**EXERCISE DETAILS**
Only the number is wanted: how many lines of these entries contain the word "iTop"?

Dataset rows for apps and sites
::::::::

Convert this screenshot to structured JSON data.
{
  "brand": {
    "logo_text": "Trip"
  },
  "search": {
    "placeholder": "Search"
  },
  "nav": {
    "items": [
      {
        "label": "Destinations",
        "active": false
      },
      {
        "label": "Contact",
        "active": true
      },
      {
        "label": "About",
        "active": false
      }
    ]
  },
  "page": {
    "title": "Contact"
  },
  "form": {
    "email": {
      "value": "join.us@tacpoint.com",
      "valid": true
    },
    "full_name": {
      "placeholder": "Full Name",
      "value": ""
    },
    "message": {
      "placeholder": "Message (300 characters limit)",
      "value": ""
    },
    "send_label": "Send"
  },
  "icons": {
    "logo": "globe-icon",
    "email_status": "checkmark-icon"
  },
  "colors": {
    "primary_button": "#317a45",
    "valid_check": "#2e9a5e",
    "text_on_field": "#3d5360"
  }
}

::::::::

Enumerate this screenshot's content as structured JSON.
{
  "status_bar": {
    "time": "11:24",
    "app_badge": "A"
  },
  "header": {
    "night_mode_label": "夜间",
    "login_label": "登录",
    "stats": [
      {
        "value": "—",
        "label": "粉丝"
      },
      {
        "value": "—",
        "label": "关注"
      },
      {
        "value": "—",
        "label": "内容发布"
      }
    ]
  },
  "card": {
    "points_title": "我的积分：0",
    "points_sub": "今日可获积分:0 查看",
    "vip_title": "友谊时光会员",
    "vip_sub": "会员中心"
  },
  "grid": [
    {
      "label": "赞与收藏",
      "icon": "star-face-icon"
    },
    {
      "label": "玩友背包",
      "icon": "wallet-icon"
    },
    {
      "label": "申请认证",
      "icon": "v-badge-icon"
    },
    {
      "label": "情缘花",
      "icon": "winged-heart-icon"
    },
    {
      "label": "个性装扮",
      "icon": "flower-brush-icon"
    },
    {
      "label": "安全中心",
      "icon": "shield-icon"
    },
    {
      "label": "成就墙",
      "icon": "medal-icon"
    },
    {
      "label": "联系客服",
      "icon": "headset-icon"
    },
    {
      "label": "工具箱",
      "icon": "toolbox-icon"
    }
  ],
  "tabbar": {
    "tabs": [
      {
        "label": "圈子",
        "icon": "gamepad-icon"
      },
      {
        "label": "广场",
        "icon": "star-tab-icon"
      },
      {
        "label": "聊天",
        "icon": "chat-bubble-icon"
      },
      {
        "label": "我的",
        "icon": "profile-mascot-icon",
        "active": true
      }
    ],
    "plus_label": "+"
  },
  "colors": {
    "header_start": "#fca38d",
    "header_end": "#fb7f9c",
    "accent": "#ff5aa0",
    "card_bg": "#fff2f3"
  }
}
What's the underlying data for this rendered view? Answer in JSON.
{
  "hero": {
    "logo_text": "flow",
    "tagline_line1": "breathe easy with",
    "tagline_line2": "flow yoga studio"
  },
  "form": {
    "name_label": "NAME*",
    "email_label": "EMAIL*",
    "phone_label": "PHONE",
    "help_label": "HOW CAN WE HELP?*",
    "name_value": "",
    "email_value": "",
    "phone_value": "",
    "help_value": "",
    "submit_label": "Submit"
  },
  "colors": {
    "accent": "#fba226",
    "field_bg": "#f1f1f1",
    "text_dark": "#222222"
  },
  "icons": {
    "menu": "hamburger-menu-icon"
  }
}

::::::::

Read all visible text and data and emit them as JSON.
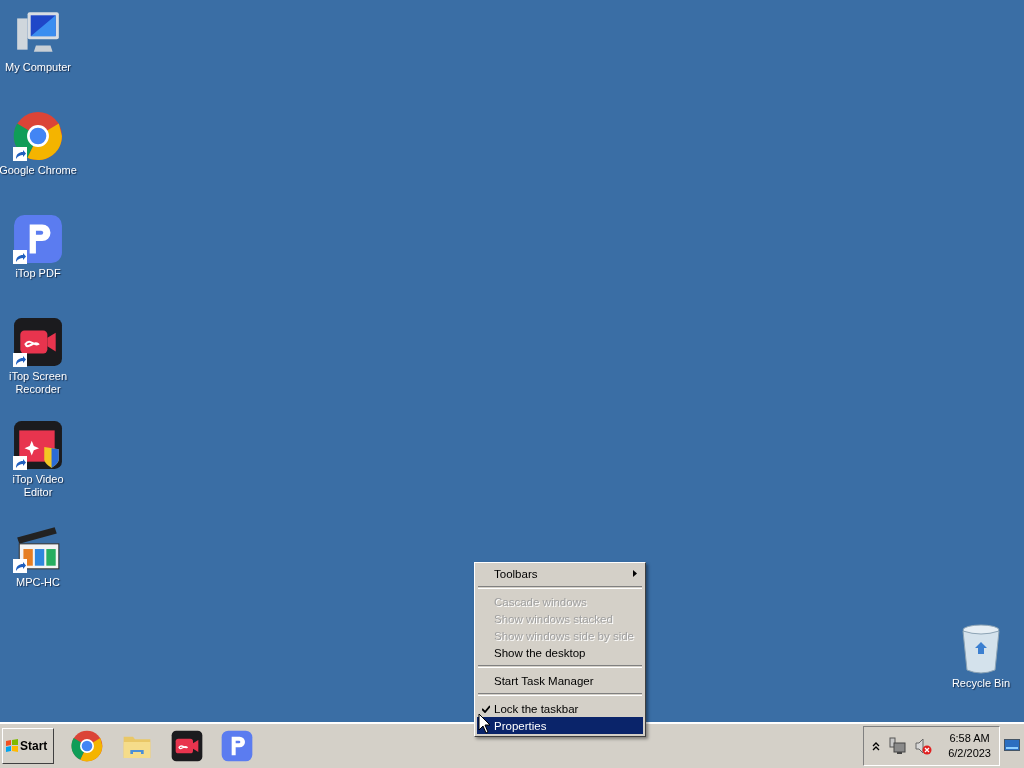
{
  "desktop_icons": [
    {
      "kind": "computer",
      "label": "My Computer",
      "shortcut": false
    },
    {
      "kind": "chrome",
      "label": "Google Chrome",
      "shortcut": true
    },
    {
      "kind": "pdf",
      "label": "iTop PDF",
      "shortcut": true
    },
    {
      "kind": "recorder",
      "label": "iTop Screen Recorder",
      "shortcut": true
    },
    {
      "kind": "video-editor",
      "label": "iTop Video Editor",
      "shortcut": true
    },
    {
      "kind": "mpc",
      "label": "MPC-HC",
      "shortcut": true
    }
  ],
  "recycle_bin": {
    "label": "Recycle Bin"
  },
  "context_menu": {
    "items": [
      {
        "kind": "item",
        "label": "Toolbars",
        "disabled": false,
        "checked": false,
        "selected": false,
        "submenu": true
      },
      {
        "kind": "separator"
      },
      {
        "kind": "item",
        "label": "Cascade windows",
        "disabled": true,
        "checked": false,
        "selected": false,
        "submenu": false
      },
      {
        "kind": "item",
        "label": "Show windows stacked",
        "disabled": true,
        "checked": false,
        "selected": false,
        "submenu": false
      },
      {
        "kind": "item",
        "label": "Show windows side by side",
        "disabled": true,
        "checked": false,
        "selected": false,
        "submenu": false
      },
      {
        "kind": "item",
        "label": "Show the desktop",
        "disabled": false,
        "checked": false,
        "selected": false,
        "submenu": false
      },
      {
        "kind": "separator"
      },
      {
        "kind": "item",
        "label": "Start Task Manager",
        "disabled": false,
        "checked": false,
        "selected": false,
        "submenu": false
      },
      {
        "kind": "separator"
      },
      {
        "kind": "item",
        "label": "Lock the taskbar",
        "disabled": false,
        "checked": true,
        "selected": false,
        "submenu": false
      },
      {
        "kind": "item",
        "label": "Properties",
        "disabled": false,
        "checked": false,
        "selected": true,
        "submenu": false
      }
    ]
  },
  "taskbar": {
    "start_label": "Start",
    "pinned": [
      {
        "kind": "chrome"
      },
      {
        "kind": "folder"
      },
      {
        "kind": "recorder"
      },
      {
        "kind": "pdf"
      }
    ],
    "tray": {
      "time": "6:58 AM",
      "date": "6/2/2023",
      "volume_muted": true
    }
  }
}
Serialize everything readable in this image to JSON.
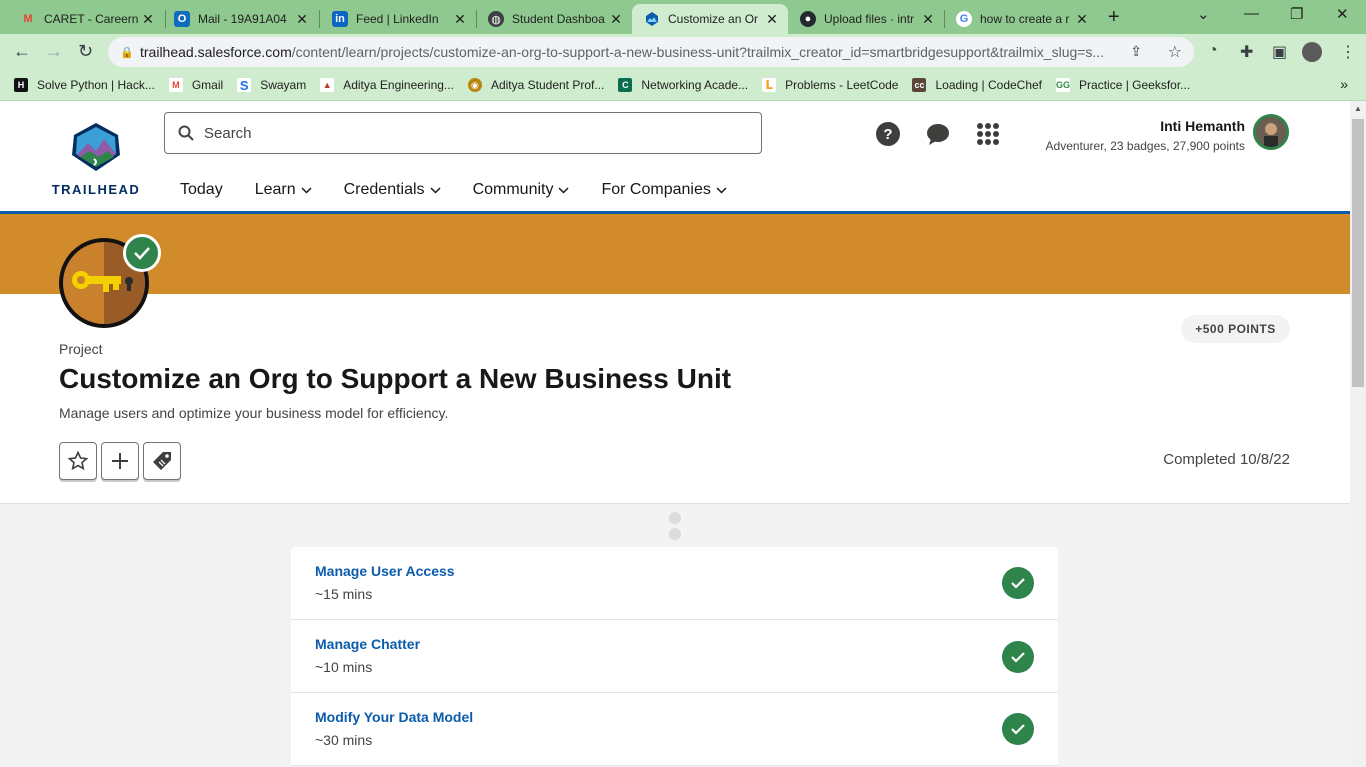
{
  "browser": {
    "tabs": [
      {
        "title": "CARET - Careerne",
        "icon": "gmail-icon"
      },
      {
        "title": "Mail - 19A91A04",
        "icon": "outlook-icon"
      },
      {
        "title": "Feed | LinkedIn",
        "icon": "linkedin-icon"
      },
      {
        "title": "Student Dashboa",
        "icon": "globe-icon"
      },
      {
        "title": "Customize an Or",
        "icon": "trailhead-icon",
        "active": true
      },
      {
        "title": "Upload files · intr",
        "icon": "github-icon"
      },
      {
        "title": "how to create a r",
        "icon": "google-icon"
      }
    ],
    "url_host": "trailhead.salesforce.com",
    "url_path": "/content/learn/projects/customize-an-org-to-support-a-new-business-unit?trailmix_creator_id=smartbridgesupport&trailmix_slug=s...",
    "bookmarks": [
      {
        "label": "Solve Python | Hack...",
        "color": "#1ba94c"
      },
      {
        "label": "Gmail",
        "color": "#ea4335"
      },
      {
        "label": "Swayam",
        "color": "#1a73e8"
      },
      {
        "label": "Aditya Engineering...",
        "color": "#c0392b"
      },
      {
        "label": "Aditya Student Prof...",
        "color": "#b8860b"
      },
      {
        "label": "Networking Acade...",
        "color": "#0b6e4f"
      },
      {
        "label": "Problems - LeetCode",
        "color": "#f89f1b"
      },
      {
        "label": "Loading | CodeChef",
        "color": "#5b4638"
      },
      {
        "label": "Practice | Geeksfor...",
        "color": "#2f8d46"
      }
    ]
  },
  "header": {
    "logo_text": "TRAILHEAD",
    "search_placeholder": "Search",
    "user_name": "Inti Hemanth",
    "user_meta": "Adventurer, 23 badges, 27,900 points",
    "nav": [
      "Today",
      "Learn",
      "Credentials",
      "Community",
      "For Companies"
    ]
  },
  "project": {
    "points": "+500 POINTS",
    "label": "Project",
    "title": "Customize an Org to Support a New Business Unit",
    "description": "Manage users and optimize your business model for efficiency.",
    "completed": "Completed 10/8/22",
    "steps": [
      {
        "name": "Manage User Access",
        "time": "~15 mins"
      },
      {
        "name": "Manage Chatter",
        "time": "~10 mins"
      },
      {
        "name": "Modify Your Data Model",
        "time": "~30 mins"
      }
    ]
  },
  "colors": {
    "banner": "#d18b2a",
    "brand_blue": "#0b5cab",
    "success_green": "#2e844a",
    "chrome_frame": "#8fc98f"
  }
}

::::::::

**YOUR RESPONSE**
3